Assigned task: The records must be repeated exactly and in their entirety.

[Data records]
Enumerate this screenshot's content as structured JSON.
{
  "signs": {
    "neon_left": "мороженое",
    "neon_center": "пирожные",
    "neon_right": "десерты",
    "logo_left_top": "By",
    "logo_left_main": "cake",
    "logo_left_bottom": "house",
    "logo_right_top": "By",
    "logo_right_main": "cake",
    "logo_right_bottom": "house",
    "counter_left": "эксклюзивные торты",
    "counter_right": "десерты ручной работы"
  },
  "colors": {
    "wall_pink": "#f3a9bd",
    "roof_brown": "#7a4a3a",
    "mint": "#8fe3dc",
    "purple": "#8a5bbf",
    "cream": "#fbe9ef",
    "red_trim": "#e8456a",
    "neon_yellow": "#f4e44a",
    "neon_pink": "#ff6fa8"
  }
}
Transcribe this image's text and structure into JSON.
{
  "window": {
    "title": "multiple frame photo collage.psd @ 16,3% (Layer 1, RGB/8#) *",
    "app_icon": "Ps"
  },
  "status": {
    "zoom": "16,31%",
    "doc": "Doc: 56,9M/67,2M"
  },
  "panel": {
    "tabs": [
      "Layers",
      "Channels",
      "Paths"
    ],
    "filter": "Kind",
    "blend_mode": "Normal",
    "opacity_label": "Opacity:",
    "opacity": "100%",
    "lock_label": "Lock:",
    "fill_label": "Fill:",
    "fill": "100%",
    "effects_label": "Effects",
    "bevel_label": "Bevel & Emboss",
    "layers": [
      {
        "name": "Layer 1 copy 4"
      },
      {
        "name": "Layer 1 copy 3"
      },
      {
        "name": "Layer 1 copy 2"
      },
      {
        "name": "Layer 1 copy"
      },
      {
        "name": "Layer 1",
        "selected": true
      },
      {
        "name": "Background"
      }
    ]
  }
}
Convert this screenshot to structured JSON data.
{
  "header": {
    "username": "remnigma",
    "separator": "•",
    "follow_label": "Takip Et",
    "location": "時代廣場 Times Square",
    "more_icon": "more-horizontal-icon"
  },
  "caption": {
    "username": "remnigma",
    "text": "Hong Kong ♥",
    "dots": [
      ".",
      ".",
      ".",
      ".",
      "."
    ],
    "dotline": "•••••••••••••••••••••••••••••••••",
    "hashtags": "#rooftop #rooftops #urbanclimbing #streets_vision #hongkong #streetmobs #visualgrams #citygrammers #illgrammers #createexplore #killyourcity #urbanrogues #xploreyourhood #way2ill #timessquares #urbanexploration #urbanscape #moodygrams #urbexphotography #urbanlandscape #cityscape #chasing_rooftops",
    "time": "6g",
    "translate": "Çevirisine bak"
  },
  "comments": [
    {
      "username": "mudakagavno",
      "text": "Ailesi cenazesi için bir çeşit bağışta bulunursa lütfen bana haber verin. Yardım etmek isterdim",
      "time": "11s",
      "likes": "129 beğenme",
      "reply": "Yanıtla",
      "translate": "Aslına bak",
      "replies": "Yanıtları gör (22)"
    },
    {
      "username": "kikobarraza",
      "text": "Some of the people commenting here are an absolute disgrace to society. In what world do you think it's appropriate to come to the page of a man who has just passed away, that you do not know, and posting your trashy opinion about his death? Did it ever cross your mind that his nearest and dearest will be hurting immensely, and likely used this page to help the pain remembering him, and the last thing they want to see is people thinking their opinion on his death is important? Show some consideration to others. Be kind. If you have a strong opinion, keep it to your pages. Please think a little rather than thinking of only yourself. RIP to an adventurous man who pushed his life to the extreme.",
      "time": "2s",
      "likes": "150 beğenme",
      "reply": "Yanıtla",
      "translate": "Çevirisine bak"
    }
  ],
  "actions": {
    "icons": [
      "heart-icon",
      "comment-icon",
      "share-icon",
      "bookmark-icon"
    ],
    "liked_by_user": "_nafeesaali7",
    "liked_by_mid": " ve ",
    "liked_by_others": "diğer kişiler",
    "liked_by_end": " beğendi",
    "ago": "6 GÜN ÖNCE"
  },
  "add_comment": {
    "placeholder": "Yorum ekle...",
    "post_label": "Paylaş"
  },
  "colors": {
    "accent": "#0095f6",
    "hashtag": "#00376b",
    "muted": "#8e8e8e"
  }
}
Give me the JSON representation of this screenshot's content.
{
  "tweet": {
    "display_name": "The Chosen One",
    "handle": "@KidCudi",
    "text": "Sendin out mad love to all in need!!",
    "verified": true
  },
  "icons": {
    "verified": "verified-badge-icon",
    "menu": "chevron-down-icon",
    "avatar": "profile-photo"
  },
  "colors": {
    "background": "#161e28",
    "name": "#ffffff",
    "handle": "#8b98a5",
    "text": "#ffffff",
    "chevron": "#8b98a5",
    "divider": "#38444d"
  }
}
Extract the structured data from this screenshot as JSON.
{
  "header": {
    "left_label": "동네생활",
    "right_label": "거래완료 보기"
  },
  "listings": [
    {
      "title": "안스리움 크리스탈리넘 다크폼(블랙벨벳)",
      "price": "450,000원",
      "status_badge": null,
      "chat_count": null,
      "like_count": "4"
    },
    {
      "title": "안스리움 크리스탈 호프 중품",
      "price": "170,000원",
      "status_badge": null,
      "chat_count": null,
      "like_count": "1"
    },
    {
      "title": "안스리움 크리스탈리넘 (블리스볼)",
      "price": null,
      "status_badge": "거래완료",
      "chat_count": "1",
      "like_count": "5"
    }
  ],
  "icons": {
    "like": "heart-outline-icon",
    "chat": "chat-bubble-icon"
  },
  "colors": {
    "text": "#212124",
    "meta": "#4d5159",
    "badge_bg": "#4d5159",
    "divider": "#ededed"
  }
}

Written reply:
Enumerate this screenshot's content as structured JSON.
{
  "signs": {
    "neon_left": "мороженое",
    "neon_center": "пирожные",
    "neon_right": "десерты",
    "logo_left_top": "By",
    "logo_left_main": "cake",
    "logo_left_bottom": "house",
    "logo_right_top": "By",
    "logo_right_main": "cake",
    "logo_right_bottom": "house",
    "counter_left": "эксклюзивные торты",
    "counter_right": "десерты ручной работы"
  },
  "colors": {
    "wall_pink": "#f3a9bd",
    "roof_brown": "#7a4a3a",
    "mint": "#8fe3dc",
    "purple": "#8a5bbf",
    "cream": "#fbe9ef",
    "red_trim": "#e8456a",
    "neon_yellow": "#f4e44a",
    "neon_pink": "#ff6fa8"
  }
}
Transcribe this image's text and structure into JSON.
{
  "window": {
    "title": "multiple frame photo collage.psd @ 16,3% (Layer 1, RGB/8#) *",
    "app_icon": "Ps"
  },
  "status": {
    "zoom": "16,31%",
    "doc": "Doc: 56,9M/67,2M"
  },
  "panel": {
    "tabs": [
      "Layers",
      "Channels",
      "Paths"
    ],
    "filter": "Kind",
    "blend_mode": "Normal",
    "opacity_label": "Opacity:",
    "opacity": "100%",
    "lock_label": "Lock:",
    "fill_label": "Fill:",
    "fill": "100%",
    "effects_label": "Effects",
    "bevel_label": "Bevel & Emboss",
    "layers": [
      {
        "name": "Layer 1 copy 4"
      },
      {
        "name": "Layer 1 copy 3"
      },
      {
        "name": "Layer 1 copy 2"
      },
      {
        "name": "Layer 1 copy"
      },
      {
        "name": "Layer 1",
        "selected": true
      },
      {
        "name": "Background"
      }
    ]
  }
}
Convert this screenshot to structured JSON data.
{
  "header": {
    "username": "remnigma",
    "separator": "•",
    "follow_label": "Takip Et",
    "location": "時代廣場 Times Square",
    "more_icon": "more-horizontal-icon"
  },
  "caption": {
    "username": "remnigma",
    "text": "Hong Kong ♥",
    "dots": [
      ".",
      ".",
      ".",
      ".",
      "."
    ],
    "dotline": "•••••••••••••••••••••••••••••••••",
    "hashtags": "#rooftop #rooftops #urbanclimbing #streets_vision #hongkong #streetmobs #visualgrams #citygrammers #illgrammers #createexplore #killyourcity #urbanrogues #xploreyourhood #way2ill #timessquares #urbanexploration #urbanscape #moodygrams #urbexphotography #urbanlandscape #cityscape #chasing_rooftops",
    "time": "6g",
    "translate": "Çevirisine bak"
  },
  "comments": [
    {
      "username": "mudakagavno",
      "text": "Ailesi cenazesi için bir çeşit bağışta bulunursa lütfen bana haber verin. Yardım etmek isterdim",
      "time": "11s",
      "likes": "129 beğenme",
      "reply": "Yanıtla",
      "translate": "Aslına bak",
      "replies": "Yanıtları gör (22)"
    },
    {
      "username": "kikobarraza",
      "text": "Some of the people commenting here are an absolute disgrace to society. In what world do you think it's appropriate to come to the page of a man who has just passed away, that you do not know, and posting your trashy opinion about his death? Did it ever cross your mind that his nearest and dearest will be hurting immensely, and likely used this page to help the pain remembering him, and the last thing they want to see is people thinking their opinion on his death is important? Show some consideration to others. Be kind. If you have a strong opinion, keep it to your pages. Please think a little rather than thinking of only yourself. RIP to an adventurous man who pushed his life to the extreme.",
      "time": "2s",
      "likes": "150 beğenme",
      "reply": "Yanıtla",
      "translate": "Çevirisine bak"
    }
  ],
  "actions": {
    "icons": [
      "heart-icon",
      "comment-icon",
      "share-icon",
      "bookmark-icon"
    ],
    "liked_by_user": "_nafeesaali7",
    "liked_by_mid": " ve ",
    "liked_by_others": "diğer kişiler",
    "liked_by_end": " beğendi",
    "ago": "6 GÜN ÖNCE"
  },
  "add_comment": {
    "placeholder": "Yorum ekle...",
    "post_label": "Paylaş"
  },
  "colors": {
    "accent": "#0095f6",
    "hashtag": "#00376b",
    "muted": "#8e8e8e"
  }
}
Give me the JSON representation of this screenshot's content.
{
  "tweet": {
    "display_name": "The Chosen One",
    "handle": "@KidCudi",
    "text": "Sendin out mad love to all in need!!",
    "verified": true
  },
  "icons": {
    "verified": "verified-badge-icon",
    "menu": "chevron-down-icon",
    "avatar": "profile-photo"
  },
  "colors": {
    "background": "#161e28",
    "name": "#ffffff",
    "handle": "#8b98a5",
    "text": "#ffffff",
    "chevron": "#8b98a5",
    "divider": "#38444d"
  }
}
Extract the structured data from this screenshot as JSON.
{
  "header": {
    "left_label": "동네생활",
    "right_label": "거래완료 보기"
  },
  "listings": [
    {
      "title": "안스리움 크리스탈리넘 다크폼(블랙벨벳)",
      "price": "450,000원",
      "status_badge": null,
      "chat_count": null,
      "like_count": "4"
    },
    {
      "title": "안스리움 크리스탈 호프 중품",
      "price": "170,000원",
      "status_badge": null,
      "chat_count": null,
      "like_count": "1"
    },
    {
      "title": "안스리움 크리스탈리넘 (블리스볼)",
      "price": null,
      "status_badge": "거래완료",
      "chat_count": "1",
      "like_count": "5"
    }
  ],
  "icons": {
    "like": "heart-outline-icon",
    "chat": "chat-bubble-icon"
  },
  "colors": {
    "text": "#212124",
    "meta": "#4d5159",
    "badge_bg": "#4d5159",
    "divider": "#ededed"
  }
}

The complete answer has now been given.